Martin Vincent Kelly, 32, attempted a bizarre three-point turn on the M6 in Cumbria
A drunk lorry driver who could have caused a ‘catastrophic’ disaster after pulling a U-turn in the middle of a motorway has been spared jail.
Martin Vincent Kelly, 32, feared he was going the wrong way and attempted a bizarre three-point turn on the three-lane M6 near Shap in Cumbria.
Another motorist had to slam on their breaks and mount the grass verge to avoid ploughing into the Volvo Euro 500 lorry driven by Kelly, who was more than three times the drink-drink limit.
But the father-of-two has avoided jail after Furness Magistrates’ Court heard of his troubles battling alcohol and that his wife was fighting cancer.
Kelly, of Omagh, Northern Ireland, admitted driving a motor vehicle dangerously and when his alcohol level was above the limit.
He was sentenced to 26 weeks in custody and six weeks in custody, both suspended for two years, and banned from driving for two years.
The scene of the near ‘catastrophic’ incident on the three-lane M6 near Shap in Cumbria
He had drunk a quarter-bottle of vodka at a motorway service station just before the incident last August 12.
But after getting confused with his satnav he first pulled on to the M6 hard shoulder and dozed off.
Then thinking he had to turn round he attempted a U-turn in the southbound carriageway, which would have seen him turn directly into oncoming traffic.

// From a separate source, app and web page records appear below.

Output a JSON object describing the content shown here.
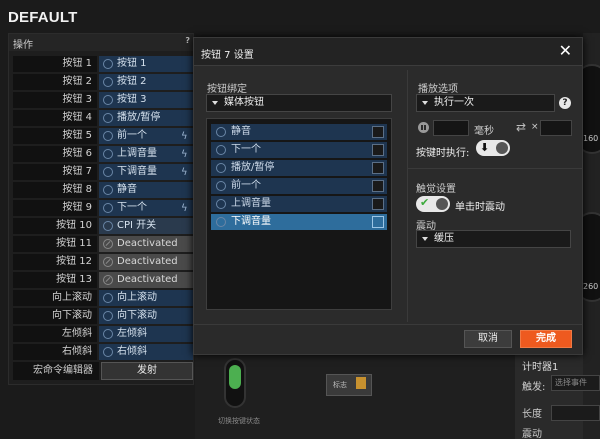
{
  "profile_title": "DEFAULT",
  "operations": {
    "title": "操作",
    "help": "?",
    "rows": [
      {
        "label": "按钮 1",
        "assignment": "按钮 1",
        "kind": "normal",
        "flash": false
      },
      {
        "label": "按钮 2",
        "assignment": "按钮 2",
        "kind": "normal",
        "flash": false
      },
      {
        "label": "按钮 3",
        "assignment": "按钮 3",
        "kind": "normal",
        "flash": false
      },
      {
        "label": "按钮 4",
        "assignment": "播放/暂停",
        "kind": "normal",
        "flash": false
      },
      {
        "label": "按钮 5",
        "assignment": "前一个",
        "kind": "normal",
        "flash": true
      },
      {
        "label": "按钮 6",
        "assignment": "上调音量",
        "kind": "normal",
        "flash": true
      },
      {
        "label": "按钮 7",
        "assignment": "下调音量",
        "kind": "normal",
        "flash": true
      },
      {
        "label": "按钮 8",
        "assignment": "静音",
        "kind": "normal",
        "flash": false
      },
      {
        "label": "按钮 9",
        "assignment": "下一个",
        "kind": "normal",
        "flash": true
      },
      {
        "label": "按钮 10",
        "assignment": "CPI 开关",
        "kind": "cpi",
        "flash": false
      },
      {
        "label": "按钮 11",
        "assignment": "Deactivated",
        "kind": "deact",
        "flash": false
      },
      {
        "label": "按钮 12",
        "assignment": "Deactivated",
        "kind": "deact",
        "flash": false
      },
      {
        "label": "按钮 13",
        "assignment": "Deactivated",
        "kind": "deact",
        "flash": false
      },
      {
        "label": "向上滚动",
        "assignment": "向上滚动",
        "kind": "normal",
        "flash": false
      },
      {
        "label": "向下滚动",
        "assignment": "向下滚动",
        "kind": "normal",
        "flash": false
      },
      {
        "label": "左倾斜",
        "assignment": "左倾斜",
        "kind": "normal",
        "flash": false
      },
      {
        "label": "右倾斜",
        "assignment": "右倾斜",
        "kind": "normal",
        "flash": false
      }
    ],
    "macro_editor_label": "宏命令编辑器",
    "launch_label": "发射"
  },
  "dialog": {
    "title": "按钮 7 设置",
    "close": "✕",
    "binding_label": "按钮绑定",
    "binding_value": "媒体按钮",
    "actions": [
      {
        "label": "静音",
        "selected": false
      },
      {
        "label": "下一个",
        "selected": false
      },
      {
        "label": "播放/暂停",
        "selected": false
      },
      {
        "label": "前一个",
        "selected": false
      },
      {
        "label": "上调音量",
        "selected": false
      },
      {
        "label": "下调音量",
        "selected": true
      }
    ],
    "playback_label": "播放选项",
    "execute_value": "执行一次",
    "help": "?",
    "ms_label": "毫秒",
    "times_label": "×",
    "press_execute_label": "按键时执行:",
    "haptic_label": "触觉设置",
    "single_click_label": "单击时震动",
    "vibrate_label": "震动",
    "vibrate_value": "缓压",
    "cancel_label": "取消",
    "done_label": "完成"
  },
  "bottom": {
    "switch_caption": "切换按键状态",
    "tag_label": "标志",
    "timer_title": "计时器1",
    "trigger_label": "触发:",
    "trigger_placeholder": "选择事件",
    "duration_label": "长度",
    "vibrate_label": "震动"
  },
  "right_strip": {
    "tick_top": "160",
    "tick_bottom": "260"
  },
  "colors": {
    "accent": "#ee5a1f",
    "assignment_blue": "#1e3550",
    "selected_blue": "#2e6d9c"
  }
}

The court heard how after slamming on their brakes the driver of the other vehicle found Kelly to be dazed and not even wearing any shoes.
Kelly’s his roadside breath reading was 107 microgrammes of alcohol in 100 millilitres of breath. The legal limit is 35 microgrammes.
Another motorist had to slam on their breaks and mount the grass verge to avoid ploughing into the Volvo Euro 500 driven by Kelly, who was more than three times the drink-drink limit
Prosecutor Peter Kelly explained: ‘He has been turning back against the flow of one-way traffic.
‘It’s a reading of 107 microgrammes of alcohol on the M6 and from someone driving a HGV. There is no accident fortunately. There was a risk of serious injury to others.’
Referring to the driver forced to mount the grass verge, the prosecutor added: ‘His attention was drawn to a HGV on the hard shoulder which was starting to move.
‘He moved lanes to allow the lorry to move out. The truck turned sharply and was making a U-turn.’
Kelly admitted driving a motor vehicle dangerously and when his alcohol level was above the limit
Graham Quigley, defending, said his client was of previous good character and ‘deeply sorry for what happened.’
He said Kelly had driven HGVs for some years, with experience of driving across the UK. Mr Quigley admitted his client had an alcohol problem and last year was in rehab and discharged in February 2017.
Two months later he started his job employed by Northern Irish firm Agro Merchants Group in the garage – but at weekends he drove the HGVs.
But that day when travelling overnight on the ferry to Cairnryan in Scotland, he was tired after raucous passengers had disturbed his sleep.
The court heard how after slamming on their brakes the driver of the other vehicle found Kelly to be dazed and not even wearing any shoes
Mr Quigley said Kelly later had trouble with his satnav and he was rebooting it on the hard shoulder when he may have blacked out.
He said: ‘The next thing he remembers is seeing the man (the car driver). I asked my client what happened but he was unable to tell me.’
Mr Quigley said Kelly was the father of a four-week-old baby, a two-year-old and his wife is in remission from cancer. He received excellent references from his employer which expressed that his ‘remorse is unequivocal’.
Giving a pre-sentence report, Brian Carruthers of the probation service said: ‘He is extremely remorseful about it. He has been having flashbacks about what could have happened.
Kelly, of Omagh, will have to take an extended driving retest after his disqualification period
‘He understands that it could have been catastrophic and he could have killed many people that day. It has frightened the life out of him what could have happened.’
Mr Carruthers said Kelly had not had a drink since, and was attending AA meetings and doing a 90-step rehab programme.
The court also heard Kelly’s family were behind him, and if Kelly went to prison his wife would struggle and they could lose their home.
Kelly will have to take an extended driving retest after his disqualification period, while he was also ordered to pay £85 costs and a £115 victim surcharge.
He was told by chairman of the magistrates Gary Ormondroyd: ‘Your actions were potentially catastrophic.’